> _Activity_
Your answer should be the records below, written out exactly.

> _Exercise data_
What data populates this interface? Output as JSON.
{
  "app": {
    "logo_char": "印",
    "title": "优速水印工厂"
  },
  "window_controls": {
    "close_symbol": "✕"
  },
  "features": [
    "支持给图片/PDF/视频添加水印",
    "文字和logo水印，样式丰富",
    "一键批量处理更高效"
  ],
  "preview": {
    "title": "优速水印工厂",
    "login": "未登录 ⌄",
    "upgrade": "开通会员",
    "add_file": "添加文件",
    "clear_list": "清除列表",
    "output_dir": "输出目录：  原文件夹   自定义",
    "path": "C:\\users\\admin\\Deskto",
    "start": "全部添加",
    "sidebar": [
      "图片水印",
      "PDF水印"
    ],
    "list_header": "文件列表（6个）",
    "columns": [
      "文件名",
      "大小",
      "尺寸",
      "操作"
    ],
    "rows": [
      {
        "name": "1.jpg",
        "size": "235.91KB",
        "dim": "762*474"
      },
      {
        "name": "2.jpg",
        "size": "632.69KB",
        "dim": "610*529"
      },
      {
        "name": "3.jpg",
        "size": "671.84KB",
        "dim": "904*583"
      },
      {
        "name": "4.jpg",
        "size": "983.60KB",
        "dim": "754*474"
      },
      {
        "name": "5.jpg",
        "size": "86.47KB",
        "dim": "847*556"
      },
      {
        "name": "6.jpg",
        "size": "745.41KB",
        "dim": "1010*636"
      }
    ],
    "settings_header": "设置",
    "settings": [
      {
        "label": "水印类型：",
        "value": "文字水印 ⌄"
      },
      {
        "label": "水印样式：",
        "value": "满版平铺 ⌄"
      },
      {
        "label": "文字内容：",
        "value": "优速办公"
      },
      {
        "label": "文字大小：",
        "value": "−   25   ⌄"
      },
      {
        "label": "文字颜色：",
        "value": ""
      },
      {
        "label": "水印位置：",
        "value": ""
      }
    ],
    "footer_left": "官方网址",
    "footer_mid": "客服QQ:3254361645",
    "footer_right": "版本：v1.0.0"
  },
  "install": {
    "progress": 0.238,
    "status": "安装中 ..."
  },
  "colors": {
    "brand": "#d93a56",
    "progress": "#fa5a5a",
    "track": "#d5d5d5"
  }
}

> _Problem solution_
What data populates this interface? Output as JSON.
{
  "app": {
    "logo_char": "印",
    "title": "优速水印工厂"
  },
  "window_controls": {
    "close_symbol": "✕"
  },
  "features": [
    "支持给图片/PDF/视频添加水印",
    "文字和logo水印，样式丰富",
    "一键批量处理更高效"
  ],
  "preview": {
    "title": "优速水印工厂",
    "login": "未登录 ⌄",
    "upgrade": "开通会员",
    "add_file": "添加文件",
    "clear_list": "清除列表",
    "output_dir": "输出目录：  原文件夹   自定义",
    "path": "C:\\users\\admin\\Deskto",
    "start": "全部添加",
    "sidebar": [
      "图片水印",
      "PDF水印"
    ],
    "list_header": "文件列表（6个）",
    "columns": [
      "文件名",
      "大小",
      "尺寸",
      "操作"
    ],
    "rows": [
      {
        "name": "1.jpg",
        "size": "235.91KB",
        "dim": "762*474"
      },
      {
        "name": "2.jpg",
        "size": "632.69KB",
        "dim": "610*529"
      },
      {
        "name": "3.jpg",
        "size": "671.84KB",
        "dim": "904*583"
      },
      {
        "name": "4.jpg",
        "size": "983.60KB",
        "dim": "754*474"
      },
      {
        "name": "5.jpg",
        "size": "86.47KB",
        "dim": "847*556"
      },
      {
        "name": "6.jpg",
        "size": "745.41KB",
        "dim": "1010*636"
      }
    ],
    "settings_header": "设置",
    "settings": [
      {
        "label": "水印类型：",
        "value": "文字水印 ⌄"
      },
      {
        "label": "水印样式：",
        "value": "满版平铺 ⌄"
      },
      {
        "label": "文字内容：",
        "value": "优速办公"
      },
      {
        "label": "文字大小：",
        "value": "−   25   ⌄"
      },
      {
        "label": "文字颜色：",
        "value": ""
      },
      {
        "label": "水印位置：",
        "value": ""
      }
    ],
    "footer_left": "官方网址",
    "footer_mid": "客服QQ:3254361645",
    "footer_right": "版本：v1.0.0"
  },
  "install": {
    "progress": 0.238,
    "status": "安装中 ..."
  },
  "colors": {
    "brand": "#d93a56",
    "progress": "#fa5a5a",
    "track": "#d5d5d5"
  }
}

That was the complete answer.